What this task involves:
Please check every line of the listing for "Nguyễn" and copy each line where it is found.

Provided material:

··········

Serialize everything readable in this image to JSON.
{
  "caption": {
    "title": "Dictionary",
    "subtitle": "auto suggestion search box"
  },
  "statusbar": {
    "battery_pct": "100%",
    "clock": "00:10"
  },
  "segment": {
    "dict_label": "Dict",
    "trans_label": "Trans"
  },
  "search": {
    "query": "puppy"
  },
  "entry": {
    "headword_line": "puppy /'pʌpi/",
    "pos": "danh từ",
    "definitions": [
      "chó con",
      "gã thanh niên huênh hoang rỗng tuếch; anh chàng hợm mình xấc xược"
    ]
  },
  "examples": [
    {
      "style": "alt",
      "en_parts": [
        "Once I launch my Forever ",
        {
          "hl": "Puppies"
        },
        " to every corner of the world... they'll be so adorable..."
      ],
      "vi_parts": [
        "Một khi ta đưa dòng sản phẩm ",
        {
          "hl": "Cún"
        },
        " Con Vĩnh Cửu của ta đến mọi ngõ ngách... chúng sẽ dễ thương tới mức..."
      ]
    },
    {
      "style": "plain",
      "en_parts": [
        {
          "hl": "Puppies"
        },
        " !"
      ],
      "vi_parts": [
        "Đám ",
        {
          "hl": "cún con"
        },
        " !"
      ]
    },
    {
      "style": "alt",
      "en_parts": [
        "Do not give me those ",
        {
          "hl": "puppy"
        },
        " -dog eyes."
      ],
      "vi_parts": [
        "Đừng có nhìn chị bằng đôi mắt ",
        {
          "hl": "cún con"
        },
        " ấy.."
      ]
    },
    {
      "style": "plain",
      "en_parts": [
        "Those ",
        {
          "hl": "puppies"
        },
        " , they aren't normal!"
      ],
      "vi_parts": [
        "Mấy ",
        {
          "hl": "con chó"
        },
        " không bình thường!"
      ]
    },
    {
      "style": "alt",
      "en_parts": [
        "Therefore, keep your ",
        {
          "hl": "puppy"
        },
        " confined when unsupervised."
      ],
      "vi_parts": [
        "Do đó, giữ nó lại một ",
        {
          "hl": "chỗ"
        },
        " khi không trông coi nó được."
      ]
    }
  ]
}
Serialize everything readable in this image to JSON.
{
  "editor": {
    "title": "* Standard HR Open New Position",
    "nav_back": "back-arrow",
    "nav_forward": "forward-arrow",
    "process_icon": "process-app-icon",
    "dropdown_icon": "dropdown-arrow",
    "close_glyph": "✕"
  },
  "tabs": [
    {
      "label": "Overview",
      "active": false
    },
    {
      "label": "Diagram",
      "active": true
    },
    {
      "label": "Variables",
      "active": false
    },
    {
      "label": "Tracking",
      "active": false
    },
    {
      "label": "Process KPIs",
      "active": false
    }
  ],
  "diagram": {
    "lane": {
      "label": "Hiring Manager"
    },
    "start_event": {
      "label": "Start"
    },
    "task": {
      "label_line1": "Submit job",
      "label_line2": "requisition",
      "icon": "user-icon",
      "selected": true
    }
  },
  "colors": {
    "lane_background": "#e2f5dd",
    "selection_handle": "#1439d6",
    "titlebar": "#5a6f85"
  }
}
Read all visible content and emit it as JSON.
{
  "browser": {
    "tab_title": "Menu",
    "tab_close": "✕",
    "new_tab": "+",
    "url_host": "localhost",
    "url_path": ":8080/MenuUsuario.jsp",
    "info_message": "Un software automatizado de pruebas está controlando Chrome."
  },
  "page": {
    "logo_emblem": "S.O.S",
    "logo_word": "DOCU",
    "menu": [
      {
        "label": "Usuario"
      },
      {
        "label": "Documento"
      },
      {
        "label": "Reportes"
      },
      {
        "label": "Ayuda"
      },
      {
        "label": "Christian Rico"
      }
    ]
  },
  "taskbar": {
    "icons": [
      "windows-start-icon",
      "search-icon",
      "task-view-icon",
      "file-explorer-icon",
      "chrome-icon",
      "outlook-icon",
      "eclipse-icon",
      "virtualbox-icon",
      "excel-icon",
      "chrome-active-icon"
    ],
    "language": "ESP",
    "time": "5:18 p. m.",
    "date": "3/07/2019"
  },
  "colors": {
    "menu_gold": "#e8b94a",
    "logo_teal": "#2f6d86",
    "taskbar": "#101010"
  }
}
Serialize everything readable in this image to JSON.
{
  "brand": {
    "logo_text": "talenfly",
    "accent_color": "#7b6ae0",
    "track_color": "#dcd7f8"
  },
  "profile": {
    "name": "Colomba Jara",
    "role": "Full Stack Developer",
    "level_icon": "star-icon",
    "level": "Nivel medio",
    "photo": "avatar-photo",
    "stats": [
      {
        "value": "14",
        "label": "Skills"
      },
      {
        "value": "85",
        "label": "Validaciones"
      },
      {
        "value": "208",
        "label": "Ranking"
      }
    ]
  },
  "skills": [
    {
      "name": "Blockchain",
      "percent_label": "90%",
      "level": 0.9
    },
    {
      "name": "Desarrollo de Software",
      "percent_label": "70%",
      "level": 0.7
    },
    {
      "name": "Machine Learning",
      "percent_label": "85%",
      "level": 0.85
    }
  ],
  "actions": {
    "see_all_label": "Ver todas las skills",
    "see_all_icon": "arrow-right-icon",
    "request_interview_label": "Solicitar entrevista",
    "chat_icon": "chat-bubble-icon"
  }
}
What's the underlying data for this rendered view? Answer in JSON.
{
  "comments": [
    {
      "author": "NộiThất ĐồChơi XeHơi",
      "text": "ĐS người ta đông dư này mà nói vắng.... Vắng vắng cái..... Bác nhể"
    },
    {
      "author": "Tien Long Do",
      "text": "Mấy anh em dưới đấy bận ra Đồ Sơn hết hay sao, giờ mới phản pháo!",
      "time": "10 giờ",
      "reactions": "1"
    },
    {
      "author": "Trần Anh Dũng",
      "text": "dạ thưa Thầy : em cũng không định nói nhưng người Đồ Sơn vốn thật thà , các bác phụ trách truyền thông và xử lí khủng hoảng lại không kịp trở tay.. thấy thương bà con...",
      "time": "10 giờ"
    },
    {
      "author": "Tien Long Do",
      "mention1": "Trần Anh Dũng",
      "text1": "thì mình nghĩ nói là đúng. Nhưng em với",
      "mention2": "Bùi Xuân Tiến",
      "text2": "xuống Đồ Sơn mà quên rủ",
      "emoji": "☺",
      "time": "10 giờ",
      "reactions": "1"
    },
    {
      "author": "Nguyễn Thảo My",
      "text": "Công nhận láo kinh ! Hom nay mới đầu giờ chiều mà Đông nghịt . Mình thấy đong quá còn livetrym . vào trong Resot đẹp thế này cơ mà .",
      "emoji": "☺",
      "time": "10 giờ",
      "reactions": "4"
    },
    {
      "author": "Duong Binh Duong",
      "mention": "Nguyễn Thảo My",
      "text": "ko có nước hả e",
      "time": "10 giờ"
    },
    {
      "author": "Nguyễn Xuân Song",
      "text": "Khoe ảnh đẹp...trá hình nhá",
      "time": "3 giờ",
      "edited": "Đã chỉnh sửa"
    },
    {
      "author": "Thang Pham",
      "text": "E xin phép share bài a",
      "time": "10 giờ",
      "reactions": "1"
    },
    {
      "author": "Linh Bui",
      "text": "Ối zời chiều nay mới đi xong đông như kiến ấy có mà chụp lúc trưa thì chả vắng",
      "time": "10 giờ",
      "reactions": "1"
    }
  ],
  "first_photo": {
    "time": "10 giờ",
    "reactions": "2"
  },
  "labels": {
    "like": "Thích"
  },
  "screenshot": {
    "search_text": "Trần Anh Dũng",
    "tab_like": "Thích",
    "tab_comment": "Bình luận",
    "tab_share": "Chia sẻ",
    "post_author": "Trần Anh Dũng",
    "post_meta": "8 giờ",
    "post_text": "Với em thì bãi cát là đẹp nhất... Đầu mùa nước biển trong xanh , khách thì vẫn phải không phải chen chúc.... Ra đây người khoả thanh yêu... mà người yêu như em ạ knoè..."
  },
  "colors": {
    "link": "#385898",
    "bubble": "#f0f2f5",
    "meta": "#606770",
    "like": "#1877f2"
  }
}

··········

Task output:
      "author": "Nguyễn Thảo My",
      "mention": "Nguyễn Thảo My",
      "author": "Nguyễn Xuân Song",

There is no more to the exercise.